I think that in some areas we are wiser today then citizens 200 years ago, but all too often we get wrapped up in heavy handed approaches to real issues that need to be solved instead of elegant ones that would preserve the intent of these founding documents, protecting the rights of the many, while addressing the issues at hand. Trump's wall is a great example of this. Instead of focusing on ways to improve the immigration process and allow for people to come to the US in a legal and orderly way, he wants to build a wall to keep everyone out. Some gun bills are the same way. The intent is well meaning but the result does nothing to solve the issue and prevent further violence.
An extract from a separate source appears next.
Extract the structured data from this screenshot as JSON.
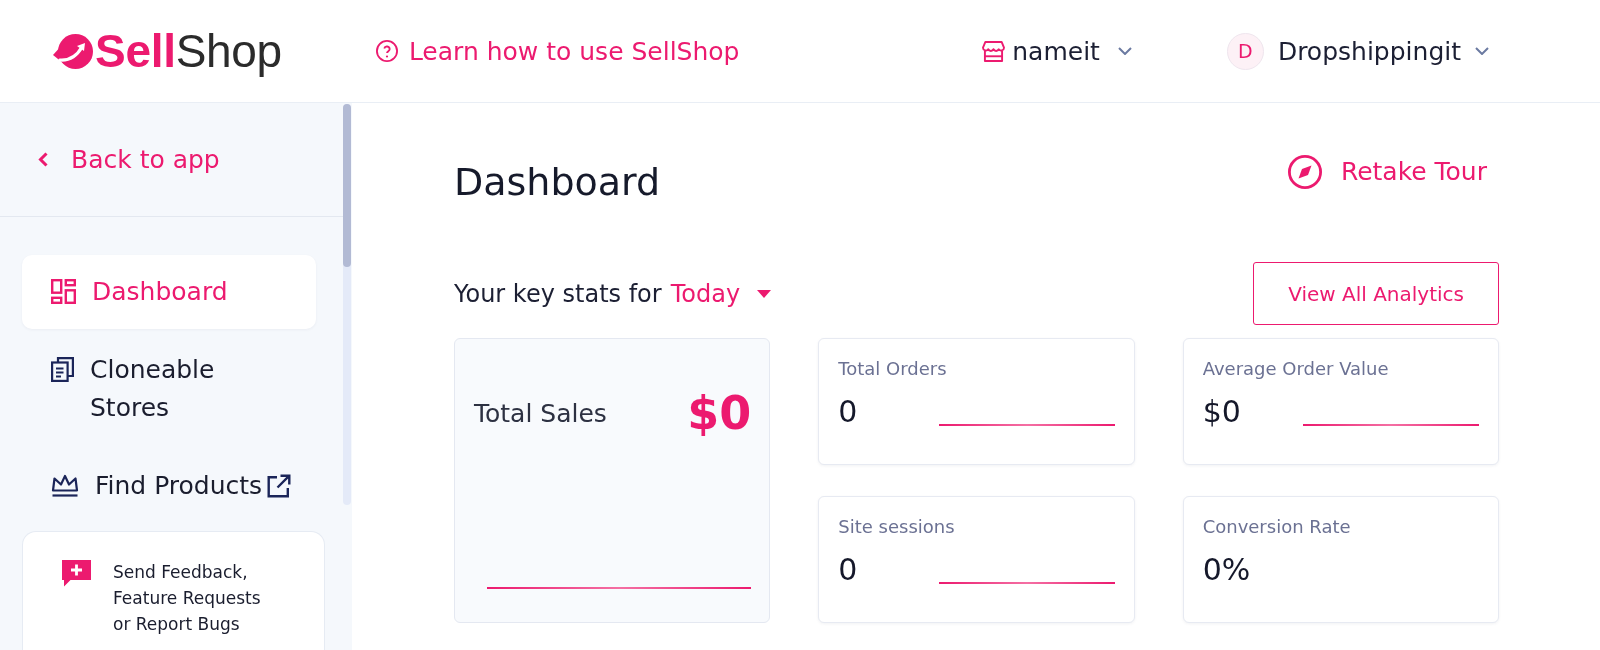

Call me stupid if you will, because I believe that many of the founding fathers attempted to envision foundation and fundamental rights that would extend well over 200 years into the future, and I say this because there is evidence that they, especially Franklin and Jefferson, looked as far back as 3,000 years to establish something that had the potential to stand the test of time and that would be adaptable to changing needs. I also think that they did envision potential future issues and even provided an instruction manual in the event that things with the Government got too far out of hand. The Declaration of Independence states "That whenever any Form of Government becomes destructive of these ends, it is the Right of the People to alter or to abolish it, and to institute new Government, laying its foundation on such principles and organizing its powers in such form, as to them shall seem most likely to effect their Safety and Happiness." Furthermore, Article 5 of the Constitution outlined how to get amendments approved.
Finally, you mentioned the internet and 3D printed guns. You are correct, they did not take these into consideration, nor do I think they needed to. I think that many places have laws against the production of a firearm that is not detectable by xray or metal detector. We don't need a constitutional amendment for that... we just need a way to enforce it.